In general, you will not necessarily get more assets out of the divorce just because your spouse cheated. In New York, property is divided based on “Equitable Distribution” Law and not based upon the fault of one of the parties. First, it is determined whether property is separate or marital. Then, once the marital property is identified, the Court will use “Equitable Distribution” to divide it.
All property will be looked at to figure out if it is separate or marital. Separate property in a divorce is property a spouse owned before the marriage, inheritances, personal injury awards or gifts from someone else during the marriage. Separate property stays separate as long as it is not mixed with martial property.
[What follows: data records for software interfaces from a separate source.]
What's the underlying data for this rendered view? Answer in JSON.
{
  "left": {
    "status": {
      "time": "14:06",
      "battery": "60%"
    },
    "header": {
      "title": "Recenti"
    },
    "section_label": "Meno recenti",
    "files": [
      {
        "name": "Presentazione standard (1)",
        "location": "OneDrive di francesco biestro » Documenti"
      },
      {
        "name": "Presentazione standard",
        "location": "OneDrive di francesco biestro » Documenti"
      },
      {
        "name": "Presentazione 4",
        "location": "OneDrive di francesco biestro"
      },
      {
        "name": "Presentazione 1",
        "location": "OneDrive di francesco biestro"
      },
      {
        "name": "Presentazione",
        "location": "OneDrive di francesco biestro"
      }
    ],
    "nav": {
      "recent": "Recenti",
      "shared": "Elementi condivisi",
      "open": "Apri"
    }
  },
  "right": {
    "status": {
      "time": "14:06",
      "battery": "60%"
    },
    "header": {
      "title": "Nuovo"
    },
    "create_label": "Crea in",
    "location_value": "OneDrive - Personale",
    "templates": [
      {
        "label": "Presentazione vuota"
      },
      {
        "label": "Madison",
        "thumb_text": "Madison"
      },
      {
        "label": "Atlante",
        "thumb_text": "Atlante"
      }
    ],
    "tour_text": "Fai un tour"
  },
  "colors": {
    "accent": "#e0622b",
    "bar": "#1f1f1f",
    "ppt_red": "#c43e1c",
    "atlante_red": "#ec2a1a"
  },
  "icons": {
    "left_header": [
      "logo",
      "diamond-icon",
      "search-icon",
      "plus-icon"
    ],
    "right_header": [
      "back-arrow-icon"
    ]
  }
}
Marital property in a divorce is all property either spouse bought during the marriage. Regardless of who is named as owner, if the property was acquired after you were married, then it is marital.
New York is an equitable distribution state. What that means is that in a divorce, the property that is marital will be split based according to what is fair. What is fair does not always mean equal or 50/50. When determining fairness, the court considers the couple’s income, their living situations before and after the divorce, who will have custody of the children, and wasteful dissipation of assets, among other things.
Wasteful Dissipation of Assets
If the Court feels that your spouse used marital money in a wrongful way and you incurred a loss because of it, then the Court might give you more in the divorce. What is “Wasteful Dissipation” is determined on a case by case basis, but sometimes has included gambling, alcohol or drug use, poor business decisions, and spending money on a girlfriend/boyfriend.
If your spouse’s cheating does not amount to wasteful dissipation of marital assets, then the Court will determine what assets are separate and marital and divide everything based on what it feels is equitable or fair. You will not automatically get more because your spouse cheated, but it may be considered.